Thursday 26th July 2012
CAN’T say I was all that surprised, but, yes, definitely disappointed: in one case I didn’t even get an interview: huh.
Not long after leaving teaching, I applied to join the Royal Mail. Sid, the caretaker at the school where I’d worked for eight years, suggested I talk to his postman son.
“I don’t drive, Dave. Will that be a problem?”
“Shouldn’t be. There’s a few that don’t. As long as you can ride a bike and aren’t scared of dogs.”
The aptitude test was fun: mostly trying to decipher hand-written addresses. Having been a teacher helped.
During the interview, I asked about worker-management relations, having had experience negotiating when a ‘rep’ for the National Union of Teachers.
“My best guess is they saw you as a potential trouble-maker,” Dave consoled me later.
Not getting the new leisure centre project was harder to take. A stone-cutter and I had plans for word strings everywhere: pithy phrases on walkways from the car park; clever couplets on the bottom of the pool; riddles and poems inside lockers.
The chair of the interviewing panel was a former PE instructor, who regarded words as unimportant, possibly hazardous.
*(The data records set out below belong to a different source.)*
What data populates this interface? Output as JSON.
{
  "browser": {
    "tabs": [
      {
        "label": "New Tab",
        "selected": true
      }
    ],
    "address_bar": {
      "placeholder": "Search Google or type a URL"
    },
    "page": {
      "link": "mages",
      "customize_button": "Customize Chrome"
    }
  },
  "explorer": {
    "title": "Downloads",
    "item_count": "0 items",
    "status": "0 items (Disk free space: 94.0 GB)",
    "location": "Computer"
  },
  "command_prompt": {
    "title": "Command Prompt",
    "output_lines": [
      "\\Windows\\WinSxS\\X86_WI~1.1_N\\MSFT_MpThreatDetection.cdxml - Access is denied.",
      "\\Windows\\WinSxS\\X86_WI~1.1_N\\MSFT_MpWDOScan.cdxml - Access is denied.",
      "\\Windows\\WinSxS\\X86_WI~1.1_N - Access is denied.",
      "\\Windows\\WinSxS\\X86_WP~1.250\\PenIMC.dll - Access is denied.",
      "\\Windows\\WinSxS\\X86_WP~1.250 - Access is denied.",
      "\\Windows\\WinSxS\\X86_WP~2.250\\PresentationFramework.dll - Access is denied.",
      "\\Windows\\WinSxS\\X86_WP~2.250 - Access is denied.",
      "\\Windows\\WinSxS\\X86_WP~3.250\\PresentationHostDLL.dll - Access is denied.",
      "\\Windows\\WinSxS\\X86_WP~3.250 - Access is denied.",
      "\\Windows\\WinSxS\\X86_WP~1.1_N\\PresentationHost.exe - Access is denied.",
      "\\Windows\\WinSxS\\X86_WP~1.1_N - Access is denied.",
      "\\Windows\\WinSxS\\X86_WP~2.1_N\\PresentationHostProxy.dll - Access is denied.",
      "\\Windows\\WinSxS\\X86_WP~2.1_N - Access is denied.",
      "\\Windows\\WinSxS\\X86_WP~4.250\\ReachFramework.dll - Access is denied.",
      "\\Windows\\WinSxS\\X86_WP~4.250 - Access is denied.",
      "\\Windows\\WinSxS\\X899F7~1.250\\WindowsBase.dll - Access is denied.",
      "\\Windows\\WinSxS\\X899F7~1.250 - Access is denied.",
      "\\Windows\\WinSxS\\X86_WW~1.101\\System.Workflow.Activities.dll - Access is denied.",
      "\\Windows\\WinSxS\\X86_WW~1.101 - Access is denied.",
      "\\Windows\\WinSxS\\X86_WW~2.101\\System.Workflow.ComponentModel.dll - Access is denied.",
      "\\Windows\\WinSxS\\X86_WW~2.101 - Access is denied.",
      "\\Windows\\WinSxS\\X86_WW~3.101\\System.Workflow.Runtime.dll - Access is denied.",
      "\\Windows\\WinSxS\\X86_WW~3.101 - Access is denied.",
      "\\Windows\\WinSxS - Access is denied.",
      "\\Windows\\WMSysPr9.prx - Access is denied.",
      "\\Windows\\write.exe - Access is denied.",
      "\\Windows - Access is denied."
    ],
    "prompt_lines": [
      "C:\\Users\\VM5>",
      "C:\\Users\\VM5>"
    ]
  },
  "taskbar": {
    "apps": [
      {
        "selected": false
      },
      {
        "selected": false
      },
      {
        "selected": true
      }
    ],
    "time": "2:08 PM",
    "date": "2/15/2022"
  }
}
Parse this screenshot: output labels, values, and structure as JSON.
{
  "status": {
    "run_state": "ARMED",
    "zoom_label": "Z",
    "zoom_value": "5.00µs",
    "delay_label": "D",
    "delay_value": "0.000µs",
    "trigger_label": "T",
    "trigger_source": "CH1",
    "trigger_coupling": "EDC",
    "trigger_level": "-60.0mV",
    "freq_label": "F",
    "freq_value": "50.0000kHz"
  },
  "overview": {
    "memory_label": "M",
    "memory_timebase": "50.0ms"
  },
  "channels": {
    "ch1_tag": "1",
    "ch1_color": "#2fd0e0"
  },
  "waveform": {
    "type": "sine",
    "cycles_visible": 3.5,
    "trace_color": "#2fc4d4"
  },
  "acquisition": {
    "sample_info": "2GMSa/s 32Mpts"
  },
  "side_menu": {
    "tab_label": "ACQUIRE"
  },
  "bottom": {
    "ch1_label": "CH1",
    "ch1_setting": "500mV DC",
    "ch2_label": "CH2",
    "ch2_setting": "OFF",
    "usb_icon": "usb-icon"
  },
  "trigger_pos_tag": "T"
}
He saw our designs as unwelcome graffiti.
A stained-glass artist was given the commission. Some windows at the far end of the pool have pretty blue colours in them.
Then, recently, there was the part-time job at the Corinium Museum, just round the corner: selling tickets; showing people round; welcoming school parties; helping cover the Visitors Information Centre rota.
A friend in a similar post agreed to be a referee. He chuckled at the final paragraph of my application…
As a former Classics scholar, I could offer a working knowledge of Latin and Roman history. In the event of a volunteer being needed to dress in a toga or represent a centurion moaning about the Corinium weather two thousand years ago, I suspect I’d find it hard to resist the challenge.
…but, with hindsight, I should have deleted it.
They didn’t bother sending a rejection letter.